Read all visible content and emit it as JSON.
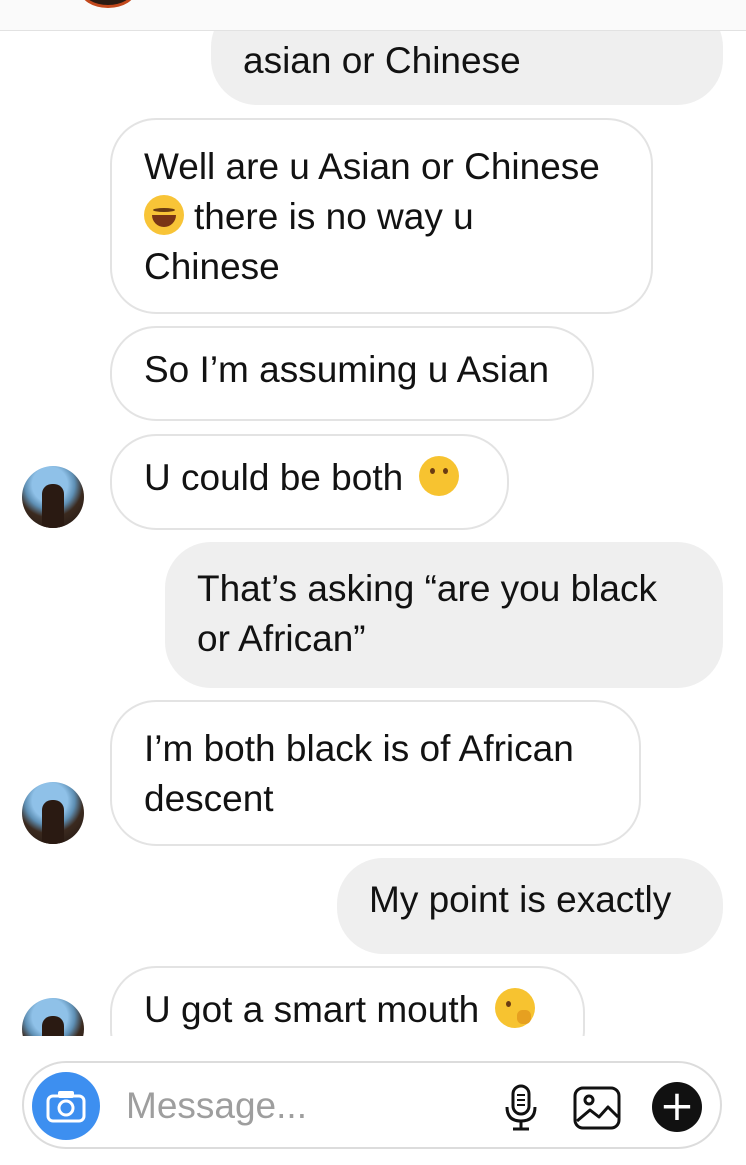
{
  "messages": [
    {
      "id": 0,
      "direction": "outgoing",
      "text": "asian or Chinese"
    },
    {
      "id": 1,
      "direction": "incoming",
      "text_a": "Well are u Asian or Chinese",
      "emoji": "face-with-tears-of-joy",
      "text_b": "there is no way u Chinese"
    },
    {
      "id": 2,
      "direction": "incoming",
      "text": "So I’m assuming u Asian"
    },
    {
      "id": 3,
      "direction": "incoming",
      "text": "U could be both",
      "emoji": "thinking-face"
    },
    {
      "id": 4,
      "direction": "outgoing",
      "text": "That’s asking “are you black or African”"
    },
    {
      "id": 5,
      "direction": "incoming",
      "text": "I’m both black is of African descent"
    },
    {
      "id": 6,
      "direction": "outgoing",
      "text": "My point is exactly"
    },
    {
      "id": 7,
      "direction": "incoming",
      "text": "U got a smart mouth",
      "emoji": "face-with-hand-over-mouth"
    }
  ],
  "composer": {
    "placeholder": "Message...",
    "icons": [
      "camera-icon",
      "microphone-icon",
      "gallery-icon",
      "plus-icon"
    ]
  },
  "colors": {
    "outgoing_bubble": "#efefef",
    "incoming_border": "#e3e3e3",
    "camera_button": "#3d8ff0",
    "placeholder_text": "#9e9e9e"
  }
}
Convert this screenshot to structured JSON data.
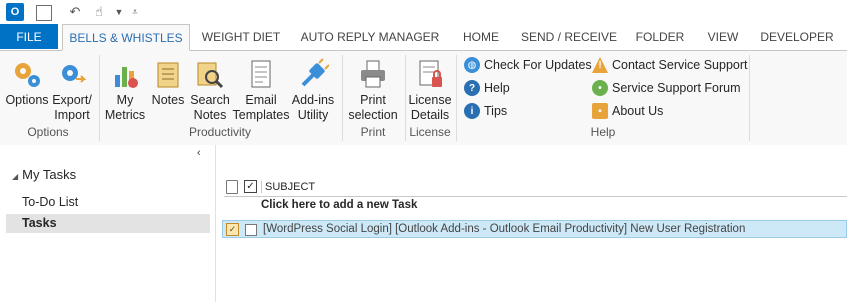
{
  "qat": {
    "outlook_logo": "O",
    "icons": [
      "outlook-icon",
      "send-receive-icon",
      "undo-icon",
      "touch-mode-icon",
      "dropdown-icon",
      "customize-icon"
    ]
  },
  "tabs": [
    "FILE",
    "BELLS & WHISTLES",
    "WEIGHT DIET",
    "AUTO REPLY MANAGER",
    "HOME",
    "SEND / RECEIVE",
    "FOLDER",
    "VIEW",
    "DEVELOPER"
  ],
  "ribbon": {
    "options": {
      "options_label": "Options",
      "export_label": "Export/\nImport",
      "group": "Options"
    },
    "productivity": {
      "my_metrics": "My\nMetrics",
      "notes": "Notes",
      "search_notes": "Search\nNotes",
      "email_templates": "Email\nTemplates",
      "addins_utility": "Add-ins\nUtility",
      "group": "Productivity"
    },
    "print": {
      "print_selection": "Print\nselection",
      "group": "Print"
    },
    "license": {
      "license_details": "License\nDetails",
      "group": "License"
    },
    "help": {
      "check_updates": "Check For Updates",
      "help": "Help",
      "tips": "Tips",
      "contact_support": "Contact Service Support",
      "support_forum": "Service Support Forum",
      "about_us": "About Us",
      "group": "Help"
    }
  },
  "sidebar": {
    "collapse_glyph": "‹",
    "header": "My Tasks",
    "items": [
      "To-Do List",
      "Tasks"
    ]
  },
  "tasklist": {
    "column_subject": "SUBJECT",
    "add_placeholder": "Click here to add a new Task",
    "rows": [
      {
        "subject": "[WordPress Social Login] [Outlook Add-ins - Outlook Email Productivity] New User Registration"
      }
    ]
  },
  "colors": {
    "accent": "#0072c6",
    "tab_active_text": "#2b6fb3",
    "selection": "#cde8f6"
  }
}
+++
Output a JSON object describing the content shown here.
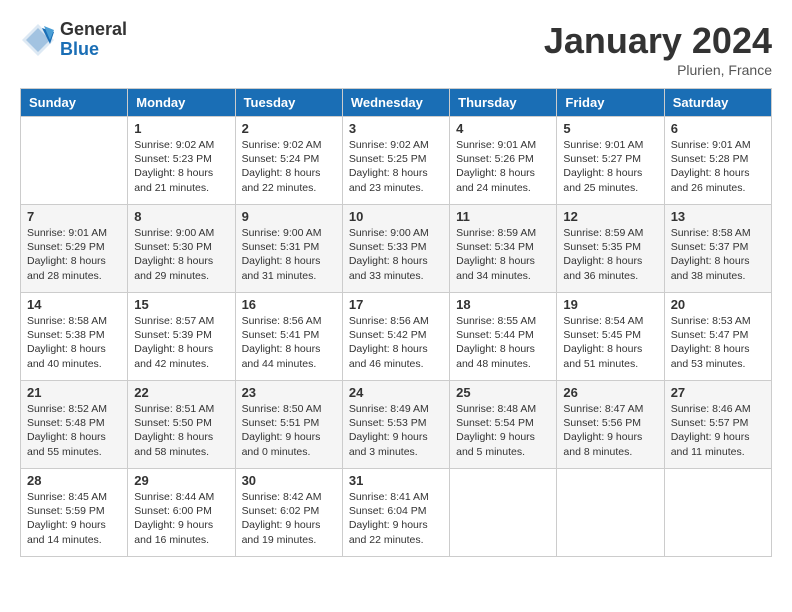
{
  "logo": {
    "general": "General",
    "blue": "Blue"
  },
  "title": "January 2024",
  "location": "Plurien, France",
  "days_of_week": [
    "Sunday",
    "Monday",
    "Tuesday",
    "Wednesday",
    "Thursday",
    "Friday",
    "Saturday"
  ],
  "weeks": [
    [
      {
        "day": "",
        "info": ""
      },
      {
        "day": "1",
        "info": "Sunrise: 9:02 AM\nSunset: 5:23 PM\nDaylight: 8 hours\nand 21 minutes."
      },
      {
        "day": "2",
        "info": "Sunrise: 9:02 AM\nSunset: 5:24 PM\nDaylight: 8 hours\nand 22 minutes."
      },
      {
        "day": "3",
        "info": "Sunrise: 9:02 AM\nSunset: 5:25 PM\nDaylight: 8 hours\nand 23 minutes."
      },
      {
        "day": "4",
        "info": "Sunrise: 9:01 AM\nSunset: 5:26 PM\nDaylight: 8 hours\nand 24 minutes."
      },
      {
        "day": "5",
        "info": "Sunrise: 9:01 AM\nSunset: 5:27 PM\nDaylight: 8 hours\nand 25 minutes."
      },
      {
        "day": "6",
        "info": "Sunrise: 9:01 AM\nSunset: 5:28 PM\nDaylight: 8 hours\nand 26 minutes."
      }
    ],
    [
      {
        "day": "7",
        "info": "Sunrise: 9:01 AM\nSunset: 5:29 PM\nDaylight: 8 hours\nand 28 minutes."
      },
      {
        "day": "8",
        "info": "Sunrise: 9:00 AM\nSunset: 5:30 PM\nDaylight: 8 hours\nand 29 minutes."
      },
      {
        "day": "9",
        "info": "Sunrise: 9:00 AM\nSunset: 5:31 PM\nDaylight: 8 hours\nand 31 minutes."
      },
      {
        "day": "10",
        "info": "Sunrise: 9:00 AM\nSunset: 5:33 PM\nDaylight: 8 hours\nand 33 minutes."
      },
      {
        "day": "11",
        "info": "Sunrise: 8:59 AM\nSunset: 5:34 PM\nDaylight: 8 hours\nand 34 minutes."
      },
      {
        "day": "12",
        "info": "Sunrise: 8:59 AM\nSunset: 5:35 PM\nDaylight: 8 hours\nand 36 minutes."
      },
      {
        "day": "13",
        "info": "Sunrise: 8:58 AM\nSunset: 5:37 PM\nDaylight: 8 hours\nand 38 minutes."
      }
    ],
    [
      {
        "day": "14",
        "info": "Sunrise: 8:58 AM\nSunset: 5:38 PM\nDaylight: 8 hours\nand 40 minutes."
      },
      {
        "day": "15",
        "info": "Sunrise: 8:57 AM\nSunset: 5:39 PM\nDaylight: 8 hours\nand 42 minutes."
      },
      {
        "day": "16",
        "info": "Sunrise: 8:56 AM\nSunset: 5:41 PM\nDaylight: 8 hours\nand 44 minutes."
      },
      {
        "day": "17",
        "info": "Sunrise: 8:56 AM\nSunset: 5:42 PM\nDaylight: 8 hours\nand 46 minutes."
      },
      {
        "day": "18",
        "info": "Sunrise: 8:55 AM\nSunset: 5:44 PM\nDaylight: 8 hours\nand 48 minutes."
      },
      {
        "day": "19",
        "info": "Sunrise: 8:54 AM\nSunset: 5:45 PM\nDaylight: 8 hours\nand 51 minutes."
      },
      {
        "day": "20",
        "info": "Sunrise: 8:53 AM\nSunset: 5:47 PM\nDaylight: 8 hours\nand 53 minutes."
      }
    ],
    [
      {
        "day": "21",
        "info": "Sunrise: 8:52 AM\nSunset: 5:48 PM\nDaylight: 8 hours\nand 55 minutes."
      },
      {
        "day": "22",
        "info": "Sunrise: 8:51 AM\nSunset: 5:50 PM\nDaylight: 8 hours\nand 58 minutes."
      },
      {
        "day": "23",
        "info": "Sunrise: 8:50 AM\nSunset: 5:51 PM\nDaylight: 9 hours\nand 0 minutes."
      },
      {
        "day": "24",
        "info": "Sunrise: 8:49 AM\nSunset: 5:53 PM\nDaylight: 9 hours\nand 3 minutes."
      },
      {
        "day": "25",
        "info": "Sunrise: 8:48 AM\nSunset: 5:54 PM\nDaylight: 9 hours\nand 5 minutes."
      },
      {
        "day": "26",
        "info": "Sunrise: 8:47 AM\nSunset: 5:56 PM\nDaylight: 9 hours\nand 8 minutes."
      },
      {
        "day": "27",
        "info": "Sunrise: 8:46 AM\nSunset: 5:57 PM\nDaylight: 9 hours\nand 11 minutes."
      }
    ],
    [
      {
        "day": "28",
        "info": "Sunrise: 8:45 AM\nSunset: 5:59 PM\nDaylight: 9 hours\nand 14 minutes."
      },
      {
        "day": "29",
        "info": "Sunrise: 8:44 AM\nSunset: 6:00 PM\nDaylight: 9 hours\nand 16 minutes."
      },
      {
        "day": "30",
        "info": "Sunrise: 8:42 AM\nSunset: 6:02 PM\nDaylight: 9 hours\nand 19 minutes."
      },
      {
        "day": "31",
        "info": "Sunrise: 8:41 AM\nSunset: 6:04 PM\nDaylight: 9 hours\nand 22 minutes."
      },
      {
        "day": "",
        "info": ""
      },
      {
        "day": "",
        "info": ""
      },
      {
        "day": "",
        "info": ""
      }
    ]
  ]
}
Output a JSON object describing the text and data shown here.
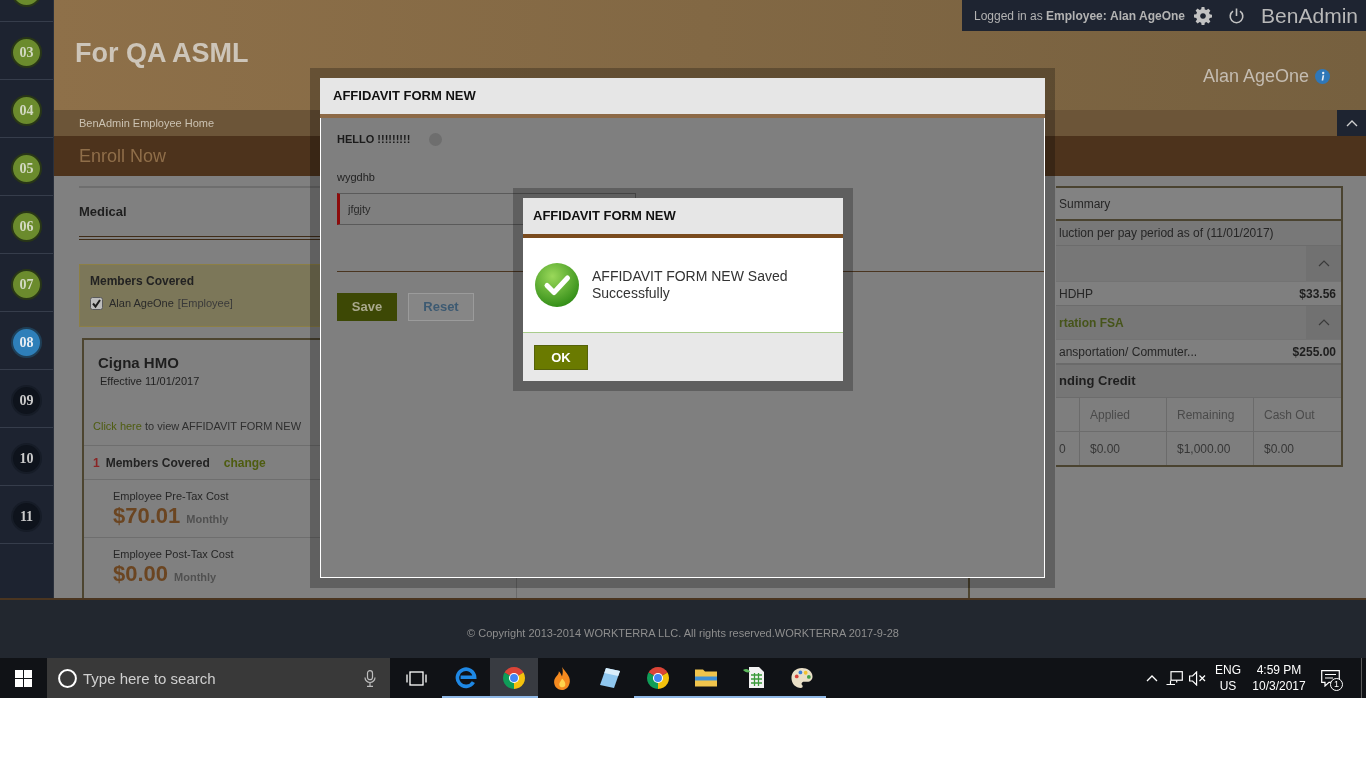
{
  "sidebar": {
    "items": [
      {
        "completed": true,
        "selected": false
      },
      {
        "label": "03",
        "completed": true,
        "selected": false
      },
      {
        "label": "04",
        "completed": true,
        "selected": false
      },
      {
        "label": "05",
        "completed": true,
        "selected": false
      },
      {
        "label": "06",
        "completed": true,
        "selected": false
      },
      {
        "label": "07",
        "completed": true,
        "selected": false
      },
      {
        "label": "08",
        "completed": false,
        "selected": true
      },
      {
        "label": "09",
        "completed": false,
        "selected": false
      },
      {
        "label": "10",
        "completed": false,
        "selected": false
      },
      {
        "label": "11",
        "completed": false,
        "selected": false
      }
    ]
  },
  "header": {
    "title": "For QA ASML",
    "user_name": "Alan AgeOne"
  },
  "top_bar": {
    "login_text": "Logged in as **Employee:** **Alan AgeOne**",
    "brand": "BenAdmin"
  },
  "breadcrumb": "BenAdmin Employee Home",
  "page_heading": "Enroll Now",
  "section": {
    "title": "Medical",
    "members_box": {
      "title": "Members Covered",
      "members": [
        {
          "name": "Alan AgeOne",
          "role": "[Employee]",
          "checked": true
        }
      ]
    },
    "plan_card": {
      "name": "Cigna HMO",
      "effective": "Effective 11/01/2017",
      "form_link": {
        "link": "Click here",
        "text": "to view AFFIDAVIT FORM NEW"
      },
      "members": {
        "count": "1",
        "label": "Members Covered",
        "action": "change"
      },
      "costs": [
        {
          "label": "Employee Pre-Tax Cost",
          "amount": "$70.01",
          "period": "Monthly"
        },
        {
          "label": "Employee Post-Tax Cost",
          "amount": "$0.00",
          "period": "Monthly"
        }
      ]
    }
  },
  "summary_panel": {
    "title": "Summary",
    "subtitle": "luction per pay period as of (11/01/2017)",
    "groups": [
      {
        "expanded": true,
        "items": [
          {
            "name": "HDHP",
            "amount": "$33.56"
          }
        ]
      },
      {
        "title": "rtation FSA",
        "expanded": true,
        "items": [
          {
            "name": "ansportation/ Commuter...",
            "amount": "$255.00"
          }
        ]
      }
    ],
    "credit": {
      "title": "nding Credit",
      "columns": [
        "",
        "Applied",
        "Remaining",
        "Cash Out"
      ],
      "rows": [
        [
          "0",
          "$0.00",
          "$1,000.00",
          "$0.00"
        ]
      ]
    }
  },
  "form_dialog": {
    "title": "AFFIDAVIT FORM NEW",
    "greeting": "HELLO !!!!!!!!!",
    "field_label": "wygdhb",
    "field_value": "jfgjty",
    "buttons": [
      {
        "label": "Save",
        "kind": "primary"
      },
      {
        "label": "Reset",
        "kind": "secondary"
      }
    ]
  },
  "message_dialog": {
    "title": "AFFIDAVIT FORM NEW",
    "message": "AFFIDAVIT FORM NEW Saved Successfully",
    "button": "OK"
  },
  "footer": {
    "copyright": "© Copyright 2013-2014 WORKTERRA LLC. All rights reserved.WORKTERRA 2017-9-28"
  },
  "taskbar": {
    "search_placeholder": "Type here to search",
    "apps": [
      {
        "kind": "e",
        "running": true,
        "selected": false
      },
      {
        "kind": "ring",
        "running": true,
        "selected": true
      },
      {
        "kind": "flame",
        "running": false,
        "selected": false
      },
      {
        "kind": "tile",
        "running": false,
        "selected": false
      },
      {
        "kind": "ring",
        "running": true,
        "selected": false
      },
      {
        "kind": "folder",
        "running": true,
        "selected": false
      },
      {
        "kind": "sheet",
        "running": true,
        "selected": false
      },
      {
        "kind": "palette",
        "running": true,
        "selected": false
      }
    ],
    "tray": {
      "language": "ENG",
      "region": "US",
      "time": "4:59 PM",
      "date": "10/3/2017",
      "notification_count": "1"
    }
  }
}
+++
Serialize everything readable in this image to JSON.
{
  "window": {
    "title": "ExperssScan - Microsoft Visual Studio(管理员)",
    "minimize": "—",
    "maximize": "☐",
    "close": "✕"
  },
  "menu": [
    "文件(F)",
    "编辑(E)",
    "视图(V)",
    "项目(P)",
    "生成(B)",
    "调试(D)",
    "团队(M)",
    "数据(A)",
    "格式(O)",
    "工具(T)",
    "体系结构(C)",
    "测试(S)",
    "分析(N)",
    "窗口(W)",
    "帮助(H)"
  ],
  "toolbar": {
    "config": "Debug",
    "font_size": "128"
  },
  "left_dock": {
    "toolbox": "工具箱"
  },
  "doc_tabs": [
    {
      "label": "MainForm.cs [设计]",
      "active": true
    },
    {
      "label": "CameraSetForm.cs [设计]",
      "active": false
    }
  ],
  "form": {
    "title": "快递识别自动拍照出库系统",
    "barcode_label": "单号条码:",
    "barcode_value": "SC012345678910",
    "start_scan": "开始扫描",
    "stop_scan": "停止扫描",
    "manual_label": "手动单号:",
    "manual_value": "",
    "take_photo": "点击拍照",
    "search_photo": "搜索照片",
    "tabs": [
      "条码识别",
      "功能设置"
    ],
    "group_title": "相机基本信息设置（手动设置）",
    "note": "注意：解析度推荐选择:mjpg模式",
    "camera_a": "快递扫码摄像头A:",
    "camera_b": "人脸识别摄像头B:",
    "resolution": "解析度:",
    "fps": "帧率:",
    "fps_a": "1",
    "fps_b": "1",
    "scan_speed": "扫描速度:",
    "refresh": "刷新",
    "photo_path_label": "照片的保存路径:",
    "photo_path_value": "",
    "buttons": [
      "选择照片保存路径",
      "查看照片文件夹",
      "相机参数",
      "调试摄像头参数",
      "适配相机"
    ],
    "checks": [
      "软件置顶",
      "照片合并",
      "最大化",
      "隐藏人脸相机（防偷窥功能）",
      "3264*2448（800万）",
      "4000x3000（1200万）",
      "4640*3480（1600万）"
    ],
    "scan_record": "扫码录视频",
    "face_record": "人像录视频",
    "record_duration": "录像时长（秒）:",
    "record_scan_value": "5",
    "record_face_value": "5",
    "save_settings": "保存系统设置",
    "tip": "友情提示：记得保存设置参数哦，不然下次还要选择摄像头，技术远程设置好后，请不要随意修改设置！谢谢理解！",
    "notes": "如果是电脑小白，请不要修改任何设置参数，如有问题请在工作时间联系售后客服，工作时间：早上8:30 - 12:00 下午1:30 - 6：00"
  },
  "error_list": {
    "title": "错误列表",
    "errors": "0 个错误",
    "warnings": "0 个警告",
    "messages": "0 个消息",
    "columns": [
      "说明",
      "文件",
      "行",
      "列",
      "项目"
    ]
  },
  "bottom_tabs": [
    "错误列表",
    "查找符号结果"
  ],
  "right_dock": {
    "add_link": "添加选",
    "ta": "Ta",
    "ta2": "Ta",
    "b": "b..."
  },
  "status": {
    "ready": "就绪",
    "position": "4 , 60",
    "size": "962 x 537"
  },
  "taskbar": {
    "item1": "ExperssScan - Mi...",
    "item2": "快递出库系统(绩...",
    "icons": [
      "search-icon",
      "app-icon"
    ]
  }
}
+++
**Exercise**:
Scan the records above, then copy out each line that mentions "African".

**Solution below**:
      "text": "That’s asking “are you black or African”"
      "text": "I’m both black is of African descent"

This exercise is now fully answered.